NFTZG: Everyone thinks the mission is the hippest place in SF, I think it must be the tightness of the pants and wildly colored fixed gear bikes with brakes. But I heard you're moving to back to Ohio for the summer, that'll be an interesting shift from SF. What's the impetus behind the move and is it permanent?
BDF: I'm looking forward to catching up with my family and friends back home and living in my mom's house on Kelley's Island in Lake Erie. The nights are hot and there are fireflies. The noises of the crickets and the frogs become music to my ears. A midwestern summer thunderstorm is something everyone should see. The house I'm staying in will not have internet access which will be nice. It will be a perfect place to spend the summer. I will be back in California and back on the internet in the fall.
NFTZG: It's always great to recharge and catch up with family. Being away from the Internet is also nice. It helps put time back in order for me. Do you ride a bike there?
BDF: Yup, we'll be riding bikes as well as driving golf carts.
NFTZG: What are you eating for breakfast these days? Personally I'm addicted to oatmeal. Nothing like regularity. Still chuggin' the smoove moves?
BDF: I usually start the day with a smoothie. A banana, berries and o.j.
NFTZG: No coffee?
BDF: Oh yeah coffee too.
NFTZG: I'm always in awe of how much you produce. One of my art professors warned me in school that the best way to ruin your enjoyment of art is to do it for a living. How do you do it?
BDF: I really enjoy drawing everyday and there is no limit to the things one can draw.
NFTZG: How do you find things to draw?
BDF: The ocean seems infinite if you can find inspiration in a clump of dirt or a hallway or a wasp in the backyard.
NFTZG: Is making art everyday ever seem like a chore?
BDF: I don't see a point in working another job. There are enough people in the world. For me, art is like tending to a garden. The idea is the seed and if you plant enough seeds some will grow and bloom. Eventually you can become a full-time gardener. If you don't plant anything weeds will take over and that's okay too. Weeds are the dayjob.
NFTZG: I like the idea of tending to seeds. I've got weeds everywhere, both good and bad. Worse though are these silly internet games. I feel like I discover a game and then a week goes by and I haven't showered.

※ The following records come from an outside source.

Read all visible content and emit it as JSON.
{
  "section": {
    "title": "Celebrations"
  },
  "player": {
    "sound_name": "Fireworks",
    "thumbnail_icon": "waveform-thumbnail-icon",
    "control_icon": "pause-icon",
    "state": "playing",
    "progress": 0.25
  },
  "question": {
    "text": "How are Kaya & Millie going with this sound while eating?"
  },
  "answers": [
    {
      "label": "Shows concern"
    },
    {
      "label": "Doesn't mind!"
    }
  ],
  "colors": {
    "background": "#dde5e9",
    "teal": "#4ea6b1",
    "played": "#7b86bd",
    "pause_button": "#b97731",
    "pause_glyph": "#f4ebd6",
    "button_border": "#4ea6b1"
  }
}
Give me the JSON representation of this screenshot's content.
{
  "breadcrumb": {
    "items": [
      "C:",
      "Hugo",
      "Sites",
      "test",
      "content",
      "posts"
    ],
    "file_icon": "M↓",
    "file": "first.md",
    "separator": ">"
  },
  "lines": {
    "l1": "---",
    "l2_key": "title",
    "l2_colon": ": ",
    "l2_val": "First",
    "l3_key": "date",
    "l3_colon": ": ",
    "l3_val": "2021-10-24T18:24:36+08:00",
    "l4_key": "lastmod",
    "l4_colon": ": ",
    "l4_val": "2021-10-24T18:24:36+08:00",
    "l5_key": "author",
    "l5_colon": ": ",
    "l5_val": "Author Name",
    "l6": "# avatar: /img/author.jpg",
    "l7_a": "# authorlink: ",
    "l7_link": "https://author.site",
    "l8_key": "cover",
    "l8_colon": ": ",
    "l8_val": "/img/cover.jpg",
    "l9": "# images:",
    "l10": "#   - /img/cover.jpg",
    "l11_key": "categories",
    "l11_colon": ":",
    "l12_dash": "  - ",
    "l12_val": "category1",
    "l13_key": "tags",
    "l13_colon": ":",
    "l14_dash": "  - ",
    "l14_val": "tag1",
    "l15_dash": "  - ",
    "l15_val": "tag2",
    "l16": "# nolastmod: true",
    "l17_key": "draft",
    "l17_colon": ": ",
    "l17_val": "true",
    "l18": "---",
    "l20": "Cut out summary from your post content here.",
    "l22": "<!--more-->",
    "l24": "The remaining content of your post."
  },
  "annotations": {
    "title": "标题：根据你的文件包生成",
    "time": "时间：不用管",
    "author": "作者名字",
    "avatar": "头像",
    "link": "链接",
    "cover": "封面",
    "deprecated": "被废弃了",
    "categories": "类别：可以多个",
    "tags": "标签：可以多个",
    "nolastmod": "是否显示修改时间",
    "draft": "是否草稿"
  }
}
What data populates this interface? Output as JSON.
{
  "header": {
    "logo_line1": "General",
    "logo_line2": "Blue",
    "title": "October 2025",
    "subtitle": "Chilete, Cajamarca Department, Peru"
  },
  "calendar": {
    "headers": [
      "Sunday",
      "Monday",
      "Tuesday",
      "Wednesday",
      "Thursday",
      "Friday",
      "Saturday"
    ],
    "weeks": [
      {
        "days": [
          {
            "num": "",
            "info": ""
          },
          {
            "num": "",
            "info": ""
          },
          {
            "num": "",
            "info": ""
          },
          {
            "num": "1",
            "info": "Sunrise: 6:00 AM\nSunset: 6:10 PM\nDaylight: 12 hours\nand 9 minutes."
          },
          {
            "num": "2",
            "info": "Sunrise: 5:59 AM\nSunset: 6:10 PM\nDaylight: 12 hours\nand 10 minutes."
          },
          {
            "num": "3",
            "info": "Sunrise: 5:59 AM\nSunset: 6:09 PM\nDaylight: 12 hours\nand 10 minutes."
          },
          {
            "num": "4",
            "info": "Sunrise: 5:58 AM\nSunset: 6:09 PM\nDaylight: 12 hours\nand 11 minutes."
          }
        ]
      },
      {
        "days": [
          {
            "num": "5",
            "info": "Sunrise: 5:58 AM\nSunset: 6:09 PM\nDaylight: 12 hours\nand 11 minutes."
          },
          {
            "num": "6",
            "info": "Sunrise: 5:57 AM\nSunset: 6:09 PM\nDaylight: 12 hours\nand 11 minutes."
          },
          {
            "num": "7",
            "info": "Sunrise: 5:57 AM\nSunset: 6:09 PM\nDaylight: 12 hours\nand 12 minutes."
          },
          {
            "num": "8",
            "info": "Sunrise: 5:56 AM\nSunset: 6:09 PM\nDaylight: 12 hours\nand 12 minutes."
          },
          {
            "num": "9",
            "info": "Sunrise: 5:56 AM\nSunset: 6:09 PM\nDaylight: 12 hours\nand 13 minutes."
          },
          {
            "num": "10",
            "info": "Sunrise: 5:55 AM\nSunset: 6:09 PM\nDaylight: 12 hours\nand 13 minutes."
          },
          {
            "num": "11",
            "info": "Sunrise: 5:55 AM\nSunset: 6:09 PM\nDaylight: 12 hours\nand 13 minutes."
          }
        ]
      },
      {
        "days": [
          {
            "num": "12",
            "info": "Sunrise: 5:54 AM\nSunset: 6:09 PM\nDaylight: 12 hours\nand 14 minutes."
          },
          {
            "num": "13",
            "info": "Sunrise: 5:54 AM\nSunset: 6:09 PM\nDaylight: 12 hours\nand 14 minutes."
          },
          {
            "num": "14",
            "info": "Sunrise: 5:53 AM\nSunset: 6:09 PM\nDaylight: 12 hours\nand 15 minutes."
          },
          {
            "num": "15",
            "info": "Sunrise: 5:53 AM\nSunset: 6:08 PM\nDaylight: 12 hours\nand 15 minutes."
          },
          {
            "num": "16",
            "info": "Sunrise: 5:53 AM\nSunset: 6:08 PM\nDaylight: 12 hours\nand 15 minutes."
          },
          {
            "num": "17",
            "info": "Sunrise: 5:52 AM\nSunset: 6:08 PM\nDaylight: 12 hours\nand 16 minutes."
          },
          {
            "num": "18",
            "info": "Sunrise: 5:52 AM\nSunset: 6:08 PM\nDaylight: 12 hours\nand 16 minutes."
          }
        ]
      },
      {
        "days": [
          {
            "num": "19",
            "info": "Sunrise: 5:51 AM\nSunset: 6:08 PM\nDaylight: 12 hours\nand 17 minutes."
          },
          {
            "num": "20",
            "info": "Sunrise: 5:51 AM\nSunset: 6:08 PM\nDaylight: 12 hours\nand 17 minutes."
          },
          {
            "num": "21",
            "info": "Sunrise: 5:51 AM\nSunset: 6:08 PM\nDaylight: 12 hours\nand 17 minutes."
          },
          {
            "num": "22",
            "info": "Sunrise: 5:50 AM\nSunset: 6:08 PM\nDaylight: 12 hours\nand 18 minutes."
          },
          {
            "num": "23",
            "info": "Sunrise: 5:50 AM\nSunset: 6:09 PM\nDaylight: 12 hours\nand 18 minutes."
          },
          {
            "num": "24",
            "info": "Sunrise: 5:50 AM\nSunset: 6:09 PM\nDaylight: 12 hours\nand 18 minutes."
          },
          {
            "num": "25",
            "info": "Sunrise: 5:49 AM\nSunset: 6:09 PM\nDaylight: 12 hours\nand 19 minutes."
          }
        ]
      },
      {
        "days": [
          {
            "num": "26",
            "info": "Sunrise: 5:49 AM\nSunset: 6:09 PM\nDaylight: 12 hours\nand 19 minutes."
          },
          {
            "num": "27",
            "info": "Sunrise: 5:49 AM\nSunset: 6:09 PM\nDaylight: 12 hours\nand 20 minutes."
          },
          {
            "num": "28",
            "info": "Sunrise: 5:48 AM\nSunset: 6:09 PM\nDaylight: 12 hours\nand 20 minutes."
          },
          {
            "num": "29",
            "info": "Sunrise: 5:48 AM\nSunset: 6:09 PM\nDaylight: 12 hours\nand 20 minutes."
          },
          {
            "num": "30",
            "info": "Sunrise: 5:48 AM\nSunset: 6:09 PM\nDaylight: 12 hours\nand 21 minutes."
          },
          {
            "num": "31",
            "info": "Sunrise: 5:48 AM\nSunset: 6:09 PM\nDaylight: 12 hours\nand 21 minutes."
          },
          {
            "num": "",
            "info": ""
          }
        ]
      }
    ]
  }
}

Speaking of hygiene, I see you've got some deep-seated roommate issues. Pepe, Landwolf, Andy, and Brett are all very reminiscent of those roommates that were both your best and worst acquaintances. Do you currently have roommates?
BDF: I live with just me and my girlfriend and 4 rats: Hoodrat, Toki, Whitney and Dollface. I liked having roommates but prefer just chillin with Aiyana and the rats.

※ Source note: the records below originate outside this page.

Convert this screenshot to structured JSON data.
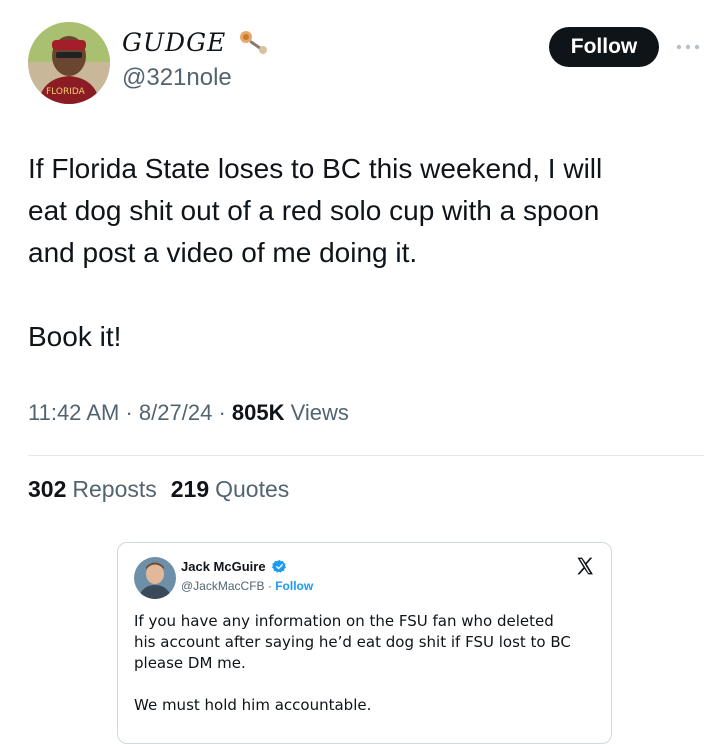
{
  "tweet": {
    "display_name": "GUDGE",
    "handle": "@321nole",
    "follow_label": "Follow",
    "text": "If Florida State loses to BC this weekend, I will\neat dog shit out of a red solo cup with a spoon\nand post a video of me doing it.\n\nBook it!",
    "time": "11:42 AM",
    "date": "8/27/24",
    "views_count": "805K",
    "views_label": "Views",
    "reposts_count": "302",
    "reposts_label": "Reposts",
    "quotes_count": "219",
    "quotes_label": "Quotes",
    "avatar_jersey_text": "FLORIDA"
  },
  "embedded": {
    "name": "Jack McGuire",
    "handle": "@JackMacCFB",
    "separator": "·",
    "follow_label": "Follow",
    "text": "If you have any information on the FSU fan who deleted\nhis account after saying he’d eat dog shit if FSU lost to BC\nplease DM me.\n\nWe must hold him accountable."
  },
  "colors": {
    "accent": "#1d9bf0",
    "text": "#0f1419",
    "muted": "#536471",
    "button": "#0f1419"
  },
  "icons": [
    "emoji-icon",
    "more-icon",
    "verified-icon",
    "x-logo-icon"
  ]
}
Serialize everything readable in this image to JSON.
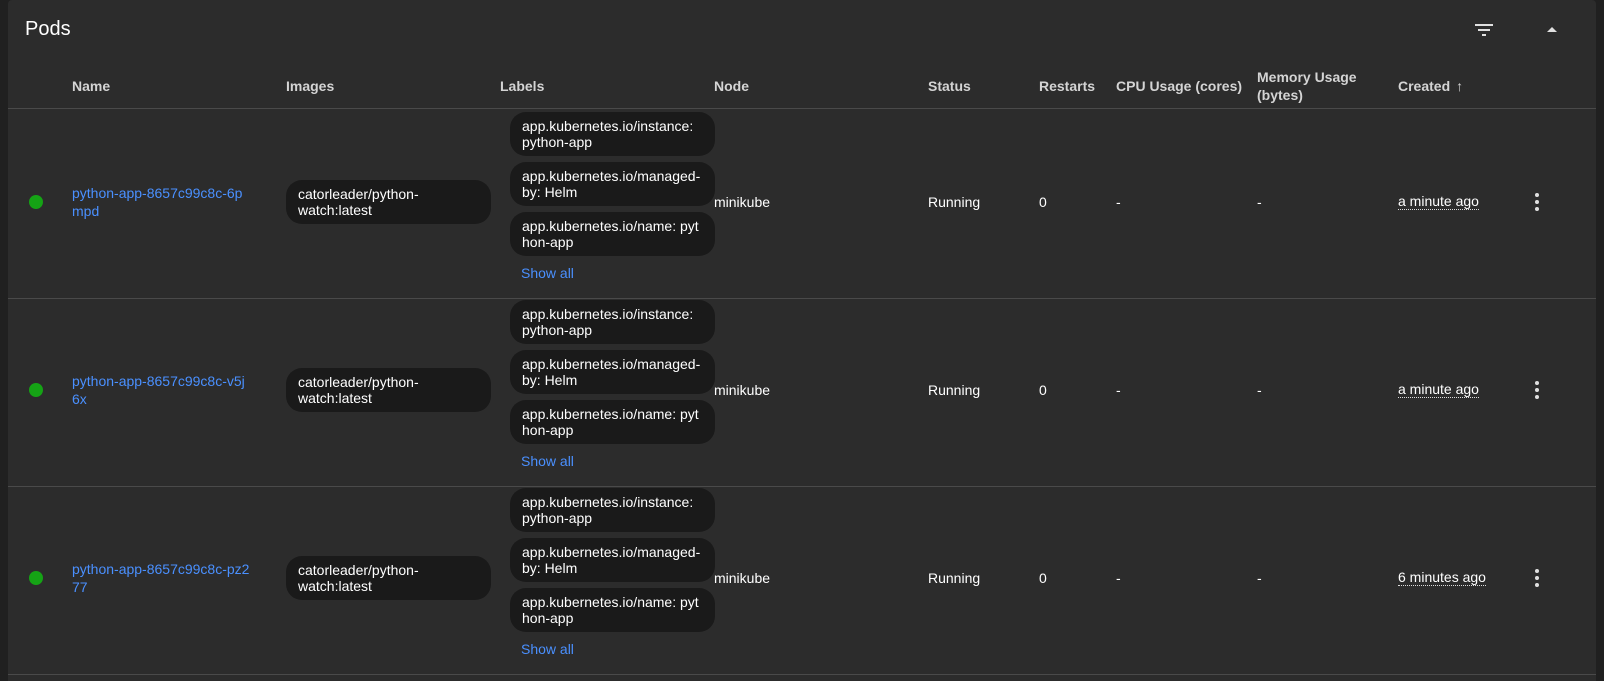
{
  "header": {
    "title": "Pods"
  },
  "columns": {
    "name": "Name",
    "images": "Images",
    "labels": "Labels",
    "node": "Node",
    "status": "Status",
    "restarts": "Restarts",
    "cpu": "CPU Usage (cores)",
    "memory_line1": "Memory Usage",
    "memory_line2": "(bytes)",
    "created": "Created"
  },
  "show_all_label": "Show all",
  "status_color": "#15a315",
  "link_color": "#4a90ff",
  "pods": [
    {
      "name": "python-app-8657c99c8c-6pmpd",
      "image": "catorleader/python-watch:latest",
      "labels": [
        "app.kubernetes.io/instance: python-app",
        "app.kubernetes.io/managed-by: Helm",
        "app.kubernetes.io/name: python-app"
      ],
      "node": "minikube",
      "status": "Running",
      "restarts": "0",
      "cpu": "-",
      "memory": "-",
      "created": "a minute ago"
    },
    {
      "name": "python-app-8657c99c8c-v5j6x",
      "image": "catorleader/python-watch:latest",
      "labels": [
        "app.kubernetes.io/instance: python-app",
        "app.kubernetes.io/managed-by: Helm",
        "app.kubernetes.io/name: python-app"
      ],
      "node": "minikube",
      "status": "Running",
      "restarts": "0",
      "cpu": "-",
      "memory": "-",
      "created": "a minute ago"
    },
    {
      "name": "python-app-8657c99c8c-pz277",
      "image": "catorleader/python-watch:latest",
      "labels": [
        "app.kubernetes.io/instance: python-app",
        "app.kubernetes.io/managed-by: Helm",
        "app.kubernetes.io/name: python-app"
      ],
      "node": "minikube",
      "status": "Running",
      "restarts": "0",
      "cpu": "-",
      "memory": "-",
      "created": "6 minutes ago"
    }
  ]
}
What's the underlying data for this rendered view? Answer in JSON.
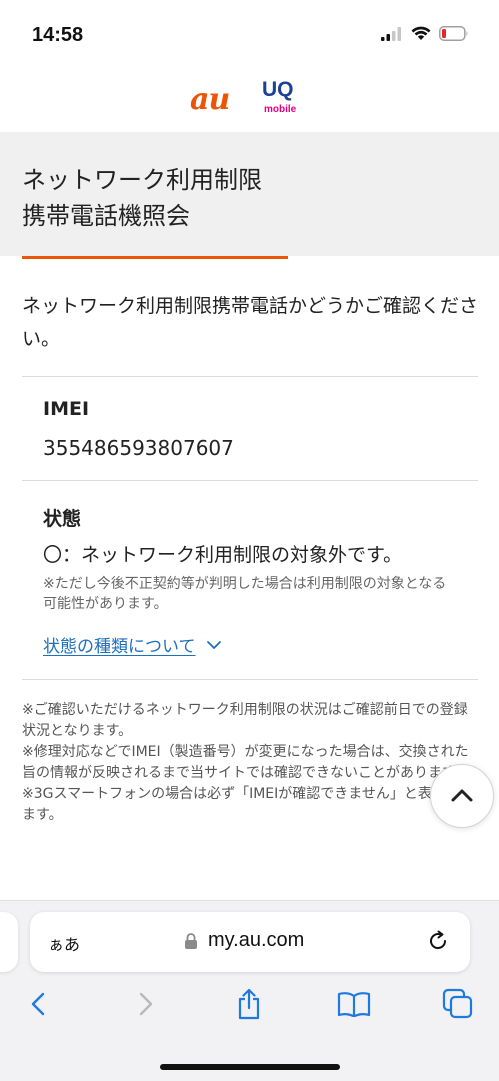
{
  "status_bar": {
    "time": "14:58"
  },
  "header": {
    "brand_au": "au",
    "brand_uq": "UQ",
    "brand_uq_sub": "mobile"
  },
  "page": {
    "title_line1": "ネットワーク利用制限",
    "title_line2": "携帯電話機照会",
    "intro": "ネットワーク利用制限携帯電話かどうかご確認ください。"
  },
  "result": {
    "imei_label": "IMEI",
    "imei_value": "355486593807607",
    "status_label": "状態",
    "status_value": "〇：ネットワーク利用制限の対象外です。",
    "status_note": "※ただし今後不正契約等が判明した場合は利用制限の対象となる可能性があります。",
    "status_types_link": "状態の種類について"
  },
  "footnotes": [
    "※ご確認いただけるネットワーク利用制限の状況はご確認前日での登録状況となります。",
    "※修理対応などでIMEI（製造番号）が変更になった場合は、交換された旨の情報が反映されるまで当サイトでは確認できないことがあります。",
    "※3Gスマートフォンの場合は必ず「IMEIが確認できません」と表記されます。"
  ],
  "browser": {
    "aa_label": "ぁあ",
    "url": "my.au.com"
  },
  "colors": {
    "accent": "#eb5505",
    "link": "#1f6fbd",
    "uq_blue": "#1d3f95",
    "uq_pink": "#e6007e",
    "ios_blue": "#1f7ae0"
  },
  "icons": {
    "status": [
      "cellular-signal-icon",
      "wifi-icon",
      "battery-low-icon"
    ],
    "toolbar": [
      "back-icon",
      "forward-icon",
      "share-icon",
      "bookmarks-icon",
      "tabs-icon"
    ]
  }
}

NFTZG: Are they cool?
BDF: We are a happy family. I've never lived alone- that would be boring as I'm always in my apartment. It's great to have friends or a special girl to live with.
NFTZG: I totally agree. Also good is that in any manner of apocalypse (robot, zombie, etc.) you'll have have something to eat. My sister always had pets when we were kids and as an adult, her house is a zoo. What is your dream pet that is not Falcor?

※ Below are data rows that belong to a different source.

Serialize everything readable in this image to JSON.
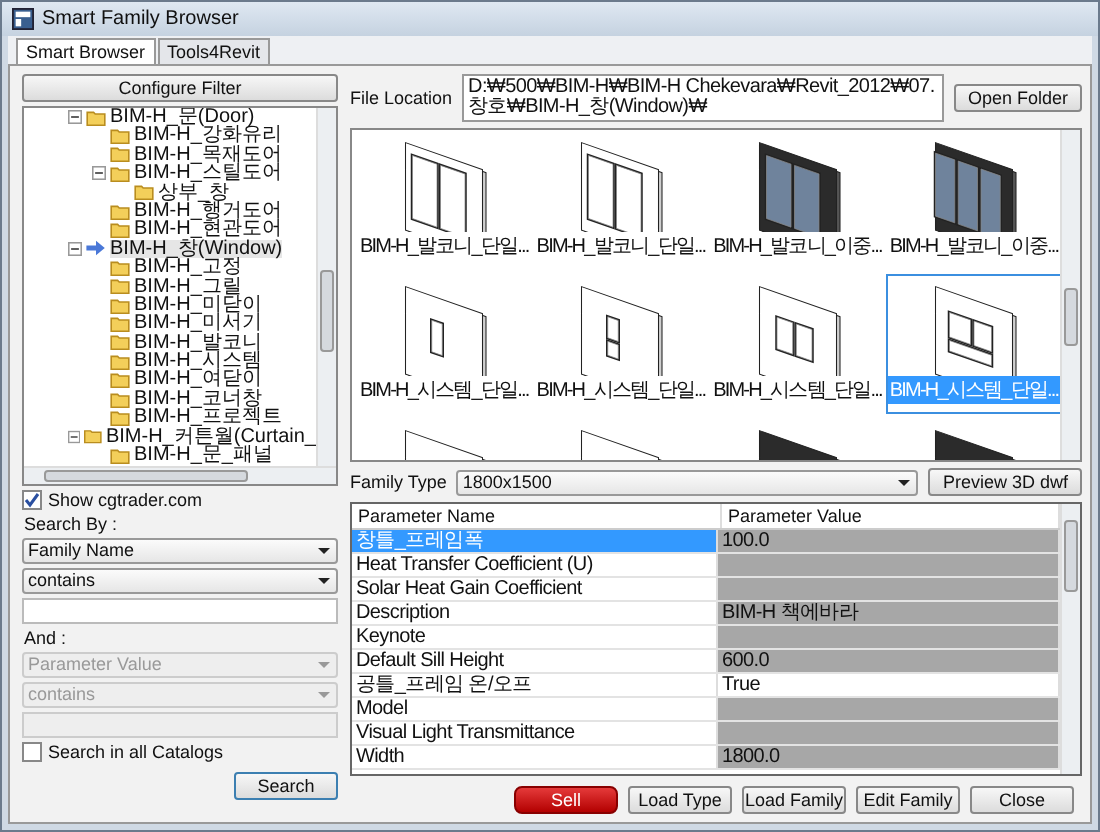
{
  "window": {
    "title": "Smart Family Browser"
  },
  "tabs": [
    {
      "label": "Smart Browser",
      "selected": true
    },
    {
      "label": "Tools4Revit",
      "selected": false
    }
  ],
  "filter": {
    "configure_button": "Configure Filter",
    "tree": [
      {
        "label": "BIM-H_문(Door)",
        "selected": false,
        "expanded": true,
        "children": [
          {
            "label": "BIM-H_강화유리",
            "selected": false
          },
          {
            "label": "BIM-H_목재도어",
            "selected": false
          },
          {
            "label": "BIM-H_스틸도어",
            "selected": false,
            "expanded": true,
            "children": [
              {
                "label": "상부_창",
                "selected": false
              }
            ]
          },
          {
            "label": "BIM-H_행거도어",
            "selected": false
          },
          {
            "label": "BIM-H_현관도어",
            "selected": false
          }
        ]
      },
      {
        "label": "BIM-H_창(Window)",
        "selected": true,
        "expanded": true,
        "children": [
          {
            "label": "BIM-H_고정",
            "selected": false
          },
          {
            "label": "BIM-H_그릴",
            "selected": false
          },
          {
            "label": "BIM-H_미닫이",
            "selected": false
          },
          {
            "label": "BIM-H_미서기",
            "selected": false
          },
          {
            "label": "BIM-H_발코니",
            "selected": false
          },
          {
            "label": "BIM-H_시스템",
            "selected": false
          },
          {
            "label": "BIM-H_여닫이",
            "selected": false
          },
          {
            "label": "BIM-H_코너창",
            "selected": false
          },
          {
            "label": "BIM-H_프로젝트",
            "selected": false
          }
        ]
      },
      {
        "label": "BIM-H_커튼월(Curtain_",
        "selected": false,
        "expanded": true,
        "children": [
          {
            "label": "BIM-H_문_패널",
            "selected": false
          }
        ]
      }
    ],
    "show_cgtrader": {
      "label": "Show cgtrader.com",
      "checked": true
    },
    "search_by_label": "Search By :",
    "search_field": {
      "value": "Family Name"
    },
    "operator": {
      "value": "contains"
    },
    "and_label": "And :",
    "param_field": {
      "value": "Parameter Value",
      "disabled": true
    },
    "param_operator": {
      "value": "contains",
      "disabled": true
    },
    "search_all": {
      "label": "Search in all Catalogs",
      "checked": false
    },
    "search_button": "Search"
  },
  "file_location": {
    "label": "File Location",
    "value": "D:₩500₩BIM-H₩BIM-H Chekevara₩Revit_2012₩07. 창호₩BIM-H_창(Window)₩",
    "button": "Open Folder"
  },
  "thumbnails": [
    {
      "label": "BIM-H_발코니_단일...",
      "kind": "double",
      "selected": false
    },
    {
      "label": "BIM-H_발코니_단일...",
      "kind": "double",
      "selected": false
    },
    {
      "label": "BIM-H_발코니_이중...",
      "kind": "darkdouble",
      "selected": false
    },
    {
      "label": "BIM-H_발코니_이중...",
      "kind": "darktriple",
      "selected": false
    },
    {
      "label": "BIM-H_시스템_단일...",
      "kind": "narrow",
      "selected": false
    },
    {
      "label": "BIM-H_시스템_단일...",
      "kind": "split",
      "selected": false
    },
    {
      "label": "BIM-H_시스템_단일...",
      "kind": "pair",
      "selected": false
    },
    {
      "label": "BIM-H_시스템_단일...",
      "kind": "grid",
      "selected": true
    },
    {
      "kind": "narrow",
      "selected": false
    },
    {
      "kind": "narrow",
      "selected": false
    },
    {
      "kind": "darknarrow",
      "selected": false
    },
    {
      "kind": "darknarrow",
      "selected": false
    }
  ],
  "family_type": {
    "label": "Family Type",
    "value": "1800x1500",
    "button": "Preview 3D dwf"
  },
  "parameters": {
    "columns": [
      "Parameter Name",
      "Parameter Value"
    ],
    "rows": [
      {
        "name": "창틀_프레임폭",
        "value": "100.0",
        "selected": true,
        "editable": false
      },
      {
        "name": "Heat Transfer Coefficient (U)",
        "selected": false,
        "editable": false
      },
      {
        "name": "Solar Heat Gain Coefficient",
        "selected": false,
        "editable": false
      },
      {
        "name": "Description",
        "value": "BIM-H 책에바라",
        "selected": false,
        "editable": false
      },
      {
        "name": "Keynote",
        "selected": false,
        "editable": false
      },
      {
        "name": "Default Sill Height",
        "value": "600.0",
        "selected": false,
        "editable": false
      },
      {
        "name": "공틀_프레임 온/오프",
        "value": "True",
        "selected": false,
        "editable": true
      },
      {
        "name": "Model",
        "selected": false,
        "editable": false
      },
      {
        "name": "Visual Light Transmittance",
        "selected": false,
        "editable": false
      },
      {
        "name": "Width",
        "value": "1800.0",
        "selected": false,
        "editable": false
      }
    ]
  },
  "buttons": [
    {
      "label": "Sell",
      "kind": "primary"
    },
    {
      "label": "Load Type",
      "kind": "normal"
    },
    {
      "label": "Load Family",
      "kind": "normal"
    },
    {
      "label": "Edit Family",
      "kind": "normal"
    },
    {
      "label": "Close",
      "kind": "normal"
    }
  ]
}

BDF: My dream would be to be the human pet of a family of apes. I would get to live in the jungle and learn how to use a spit-covered stick to fish ants out of a tree and eat them. I would get a lot of exercise climbing around in trees all day.
NFTZG: Speaking of a lot of exercise, I've recently been invited into a boys club. I'm a bit nervous about it, any tips for me?
BDF: If one of them starts using your shampoo and you ask them to stop and they keep using it take a pee in the shampoo.
NFTZG: I'll keep that in mind, especially with these guys.
NFTZG: Thanks again.
A couple days later I actually gained entrance to the boys club for a beer. It was surprisingly mellow.
Musky perhaps, but mellow.
More about Matt in the adjacent Internets: